• Kyodo

  • SHARE

The International Monetary Fund on Monday forecast Japan’s economy will grow 1.2 percent this year, up 0.5 percentage points from its October estimate, as a broad-based global recovery has gathered steam.

In its latest World Economic Outlook, the IMF raised its global growth projection by 0.2 points to 3.9 percent in 2018 and by 0.2 points to 3.9 percent in 2019, partly due to the expected impact of U.S. tax cuts introduced by President Donald Trump’s administration.

“As the year 2018 begins, the world economy is gathering speed,” IMF chief economist Maurice Obstfeld said. “The recent U.S. tax legislation will contribute noticeably to U.S. growth over the next few years, largely because of the temporary exceptional investment incentives that it offers.”

The Washington-based institution raised its forecast for U.S. growth by 0.4 points to 2.7 percent this year and by 0.6 points to 2.5 percent next year, citing the expected impact of the tax reform — especially a cut in the corporate tax rate to 21 percent from 35 percent.

The 2019 growth projection for Japan moved to 0.9 from 0.8 percent. However, that still represents a slower pace of growth from the estimated 1.8 percent expansion in 2017.

“The growth forecast for Japan has been revised up for 2018 and 2019, reflecting upward revisions to external demand, the supplementary budget for 2018, and carryover from stronger-than-expected recent activity,” the IMF said.

China’s growth estimate was lifted to 6.6 percent this year from 6.5 and to 6.4 percent next year from 6.3, an upgrade that also reflects stronger external demand.

The growth forecast for the 19-nation eurozone was revised up 0.3 points to 2.2 percent in 2018 and 0.3 points to 2.0 percent in 2019 due to the stronger momentum in domestic demand and higher external demand.

The estimate for five Association of Southeast Asian Nations members — Indonesia, Malaysia, the Philippines, Thailand and Vietnam — was up 0.1 point to 5.3 percent this year, while 2019 was unchanged from October at 5.3 percent.

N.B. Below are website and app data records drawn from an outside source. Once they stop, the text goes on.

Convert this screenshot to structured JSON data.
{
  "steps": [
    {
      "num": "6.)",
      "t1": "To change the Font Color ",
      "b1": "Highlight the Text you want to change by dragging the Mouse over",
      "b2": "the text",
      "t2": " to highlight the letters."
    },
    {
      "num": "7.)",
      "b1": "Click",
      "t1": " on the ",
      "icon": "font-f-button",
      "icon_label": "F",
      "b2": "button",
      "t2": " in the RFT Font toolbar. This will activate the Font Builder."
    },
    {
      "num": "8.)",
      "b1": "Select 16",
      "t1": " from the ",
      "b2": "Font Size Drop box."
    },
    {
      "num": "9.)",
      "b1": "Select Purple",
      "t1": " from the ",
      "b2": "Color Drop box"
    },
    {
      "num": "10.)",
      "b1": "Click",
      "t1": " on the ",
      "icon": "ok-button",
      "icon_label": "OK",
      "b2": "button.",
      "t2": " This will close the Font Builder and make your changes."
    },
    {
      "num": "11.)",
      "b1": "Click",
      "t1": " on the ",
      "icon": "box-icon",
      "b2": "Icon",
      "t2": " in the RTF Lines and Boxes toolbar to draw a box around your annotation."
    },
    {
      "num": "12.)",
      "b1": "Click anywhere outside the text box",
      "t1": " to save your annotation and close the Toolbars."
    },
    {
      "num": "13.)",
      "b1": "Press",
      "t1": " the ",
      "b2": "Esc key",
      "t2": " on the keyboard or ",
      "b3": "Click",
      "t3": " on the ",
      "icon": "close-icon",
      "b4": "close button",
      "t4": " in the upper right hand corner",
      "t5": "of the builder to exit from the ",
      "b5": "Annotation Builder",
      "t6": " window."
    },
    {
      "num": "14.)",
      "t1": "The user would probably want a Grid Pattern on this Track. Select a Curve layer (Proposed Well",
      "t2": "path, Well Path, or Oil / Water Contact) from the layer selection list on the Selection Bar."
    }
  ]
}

In reflection of brisk global trade, growth in trade of goods and services across the world was revised up 0.6 points to 4.6 percent in 2018 and 0.5 points to 4.4 percent in 2019, according to the IMF.

“Our view is that the current upturn, however welcome, is unlikely to become a ‘new normal’ and faces medium-term downside hazards that likely will grow over time,” Obstfeld said.

The IMF cited geopolitical tensions, such as the rising nuclear threat posed by North Korea and faster-than-expected monetary tightening in the United States and Europe, as risk factors that could affect an otherwise sound outlook for the world economy.

“A possible trigger is a faster-than-expected increase in advanced economy core inflation and interest rates as demand accelerates,” it said.

“Inward-looking policies, geopolitical tensions, and political uncertainty in some countries also pose downside risks.”

At the same time, the IMF said the cyclical upswing in global economic activity provides “an ideal opportunity” for countries to undertake structural reforms aimed at boosting productivity and building resilience against downside risks.